[RECORDS Boundary: Start]

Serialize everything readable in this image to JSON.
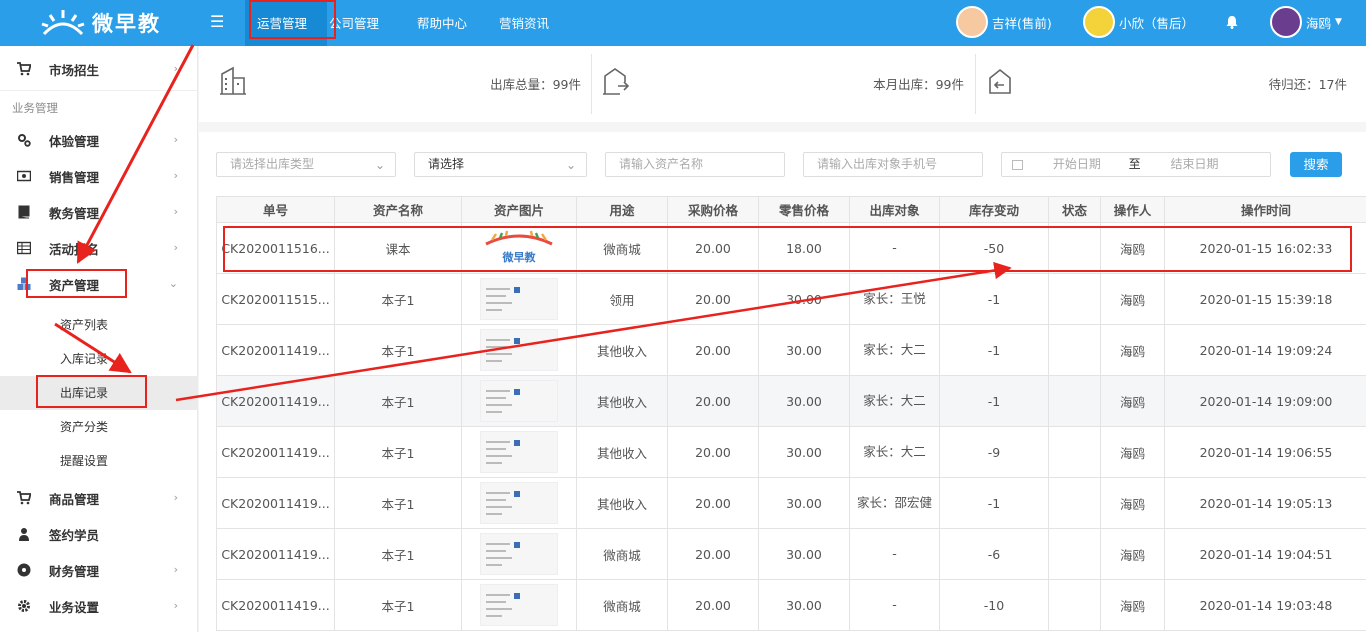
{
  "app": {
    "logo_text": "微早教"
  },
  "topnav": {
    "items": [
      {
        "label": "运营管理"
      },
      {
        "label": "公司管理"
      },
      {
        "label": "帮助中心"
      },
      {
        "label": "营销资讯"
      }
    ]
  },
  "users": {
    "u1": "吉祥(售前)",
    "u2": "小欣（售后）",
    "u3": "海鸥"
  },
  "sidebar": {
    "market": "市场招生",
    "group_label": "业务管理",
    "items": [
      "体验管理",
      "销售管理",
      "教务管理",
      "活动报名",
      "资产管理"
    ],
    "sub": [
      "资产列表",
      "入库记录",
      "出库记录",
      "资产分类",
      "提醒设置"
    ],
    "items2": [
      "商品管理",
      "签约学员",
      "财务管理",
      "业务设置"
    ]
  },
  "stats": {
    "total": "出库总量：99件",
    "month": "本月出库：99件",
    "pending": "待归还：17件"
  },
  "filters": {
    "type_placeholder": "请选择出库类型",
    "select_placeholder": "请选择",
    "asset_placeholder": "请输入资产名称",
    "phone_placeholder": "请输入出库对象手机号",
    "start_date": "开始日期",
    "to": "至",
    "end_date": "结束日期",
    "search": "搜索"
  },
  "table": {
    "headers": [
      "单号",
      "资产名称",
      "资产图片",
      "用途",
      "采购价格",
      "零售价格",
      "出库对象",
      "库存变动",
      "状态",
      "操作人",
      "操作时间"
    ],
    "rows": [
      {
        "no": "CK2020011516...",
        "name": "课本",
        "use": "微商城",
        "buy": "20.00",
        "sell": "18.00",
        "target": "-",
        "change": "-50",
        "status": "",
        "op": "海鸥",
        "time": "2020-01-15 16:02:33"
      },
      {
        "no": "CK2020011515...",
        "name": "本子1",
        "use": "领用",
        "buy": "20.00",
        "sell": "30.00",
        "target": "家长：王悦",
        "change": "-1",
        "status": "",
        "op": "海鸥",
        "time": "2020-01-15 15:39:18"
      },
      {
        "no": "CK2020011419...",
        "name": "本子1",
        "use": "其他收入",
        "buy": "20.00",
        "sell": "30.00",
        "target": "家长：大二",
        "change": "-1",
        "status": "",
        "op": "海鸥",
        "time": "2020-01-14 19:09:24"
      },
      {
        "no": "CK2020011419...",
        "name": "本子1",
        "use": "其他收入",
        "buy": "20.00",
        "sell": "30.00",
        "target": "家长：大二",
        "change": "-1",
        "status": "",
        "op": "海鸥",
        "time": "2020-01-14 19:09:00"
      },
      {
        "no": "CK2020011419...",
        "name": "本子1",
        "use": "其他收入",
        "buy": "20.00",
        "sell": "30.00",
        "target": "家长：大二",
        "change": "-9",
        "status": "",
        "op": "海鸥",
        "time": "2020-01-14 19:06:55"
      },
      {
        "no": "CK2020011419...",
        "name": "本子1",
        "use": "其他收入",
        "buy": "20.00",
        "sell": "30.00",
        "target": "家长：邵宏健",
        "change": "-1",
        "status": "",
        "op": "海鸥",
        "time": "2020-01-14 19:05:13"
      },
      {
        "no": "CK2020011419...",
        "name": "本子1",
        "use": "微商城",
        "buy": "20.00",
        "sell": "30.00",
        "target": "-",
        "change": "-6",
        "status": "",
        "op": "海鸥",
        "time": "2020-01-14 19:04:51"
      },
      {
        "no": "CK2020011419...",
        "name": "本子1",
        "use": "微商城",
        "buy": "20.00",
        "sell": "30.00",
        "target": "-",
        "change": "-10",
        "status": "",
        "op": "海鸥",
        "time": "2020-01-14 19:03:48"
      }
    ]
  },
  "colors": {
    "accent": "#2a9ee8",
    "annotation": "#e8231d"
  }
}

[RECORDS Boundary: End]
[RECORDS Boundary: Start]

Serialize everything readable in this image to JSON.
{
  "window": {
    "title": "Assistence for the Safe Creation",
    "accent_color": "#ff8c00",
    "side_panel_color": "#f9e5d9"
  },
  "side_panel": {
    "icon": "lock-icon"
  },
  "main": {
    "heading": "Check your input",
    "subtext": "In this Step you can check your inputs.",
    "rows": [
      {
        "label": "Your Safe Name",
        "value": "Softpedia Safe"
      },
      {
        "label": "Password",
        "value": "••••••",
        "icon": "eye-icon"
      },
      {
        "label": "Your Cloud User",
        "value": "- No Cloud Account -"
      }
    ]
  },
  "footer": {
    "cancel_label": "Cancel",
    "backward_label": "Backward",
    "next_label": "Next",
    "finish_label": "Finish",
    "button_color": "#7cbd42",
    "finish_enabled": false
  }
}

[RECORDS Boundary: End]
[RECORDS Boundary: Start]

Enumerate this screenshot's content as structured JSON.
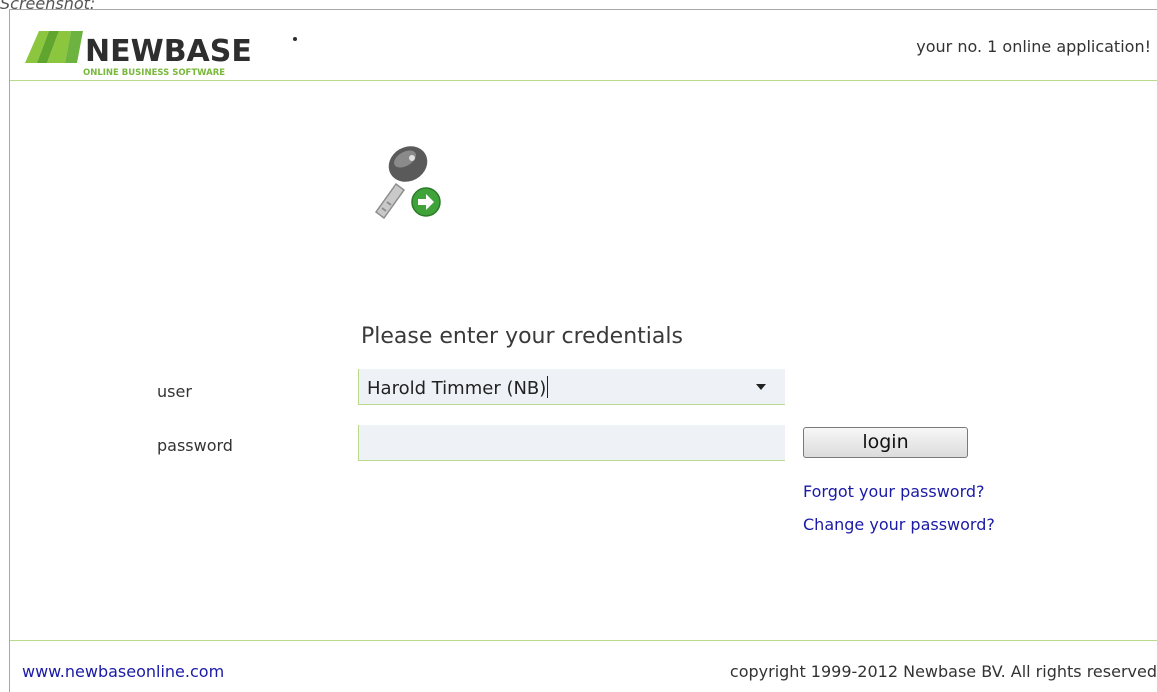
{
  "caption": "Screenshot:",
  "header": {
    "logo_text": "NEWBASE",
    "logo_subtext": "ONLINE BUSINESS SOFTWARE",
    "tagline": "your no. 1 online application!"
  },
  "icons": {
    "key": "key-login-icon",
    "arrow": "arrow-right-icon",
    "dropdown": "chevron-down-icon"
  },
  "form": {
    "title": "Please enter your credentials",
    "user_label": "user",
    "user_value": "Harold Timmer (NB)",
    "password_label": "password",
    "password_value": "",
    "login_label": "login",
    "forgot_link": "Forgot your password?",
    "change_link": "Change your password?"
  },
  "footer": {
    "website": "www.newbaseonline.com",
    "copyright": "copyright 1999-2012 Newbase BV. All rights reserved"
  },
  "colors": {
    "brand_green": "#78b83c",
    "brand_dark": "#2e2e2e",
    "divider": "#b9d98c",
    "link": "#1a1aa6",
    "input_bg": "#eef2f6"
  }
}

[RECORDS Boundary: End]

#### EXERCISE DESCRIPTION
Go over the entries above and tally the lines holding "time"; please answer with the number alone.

#### RESPONSE AREA
8